“Some clubs have cast long irons (2-iron down as far as the 7-iron) and forged short irons (the 8, 9 and wedges),” Enman said. The advantage is better feel in the scoring clubs.
Also, especially in the game-improvement lines, manufacturers are replacing the hard-to-hit long irons with hybrid clubs, which look like small-headed fairway woods.
“There’s more meat on a hybrid and you hit better shots with it,” said Enman. “And long irons get tangled up in the rough whereas hybrids seem to get through it better.”
When it comes to drivers, Enman prefers the bigger clubheads.
“No question a big-headed driver is more enjoyable to hit, and the mishits are a lot better,” he said.
As important as the clubheads are, there is another factor to weigh.
“It’s important to talk shafts, too,” he said. “Without the proper shaft, even of you hit the ball well, you’re not going to get everything out of it.
“I recommend ladies (and senior) go with graphite shafts because they generate more clubhead speed and they’re lighter.”
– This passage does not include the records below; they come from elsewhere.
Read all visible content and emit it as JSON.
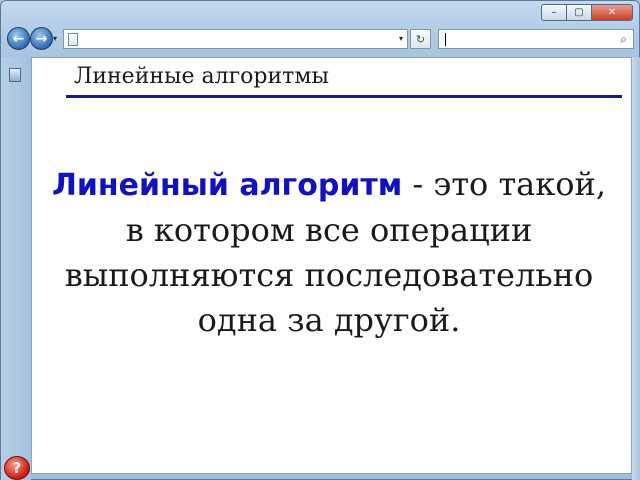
{
  "window": {
    "minimize_glyph": "–",
    "maximize_glyph": "▢",
    "close_glyph": "✕"
  },
  "navbar": {
    "back_glyph": "←",
    "forward_glyph": "→",
    "dropdown_glyph": "▾",
    "address_value": "",
    "refresh_glyph": "↻",
    "search_value": "",
    "search_glyph": "⌕"
  },
  "gutter": {
    "help_glyph": "?"
  },
  "slide": {
    "title": "Линейные алгоритмы",
    "definition_term": "Линейный алгоритм",
    "definition_rest": " - это такой, в котором все операции выполняются последовательно одна за другой."
  },
  "colors": {
    "term": "#1010c8",
    "title_rule": "#1a1a8f",
    "close_button": "#c8402a"
  },
  "icons": [
    "back-arrow-icon",
    "forward-arrow-icon",
    "page-icon",
    "refresh-icon",
    "search-icon",
    "favorites-icon",
    "help-icon"
  ]
}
He is exactly the opposite for men.
“I would never recommend graphite shafts (in irons) for young men at all,” he stated.
And Enman doesn’t recommend 3-woods for beginners.
“People starting out should stick with more forgiving clubs, like the 4-wood, 5-wood and 7-wood,” he said.
Enman does recommend taking 15-20 minutes for a fitting.
“Most people will be able to go with the standard set, but it never hurts to check,” he said.
One thing he will check for is the lie angle, the angle between the shaft and the clubhead which allows the sole to make even contact with the ground.
“If the toe is up, you’ll catch the heel (and pull hook the ball),” said Enman. If the toe is down, the ball will squirt away from the player.
Enman thinks most golfers are more educated about the clubs they’re looking at when they come into the pro shop, usually from checking websites. He believes there is no substitute for test driving.
“You’ve gotta hit clubs before you buy them,” said Enman. “You don’t buy a car without trying it out.
“When you spend all that money on clubs (a few hundred dollars to more than $1,000), you should try them out.”
Enman knows the advances in club design won’t make everyone PGA Tour candidates, but that’s OK.
“You can’t buy a game, but you can make it more fun,” he said.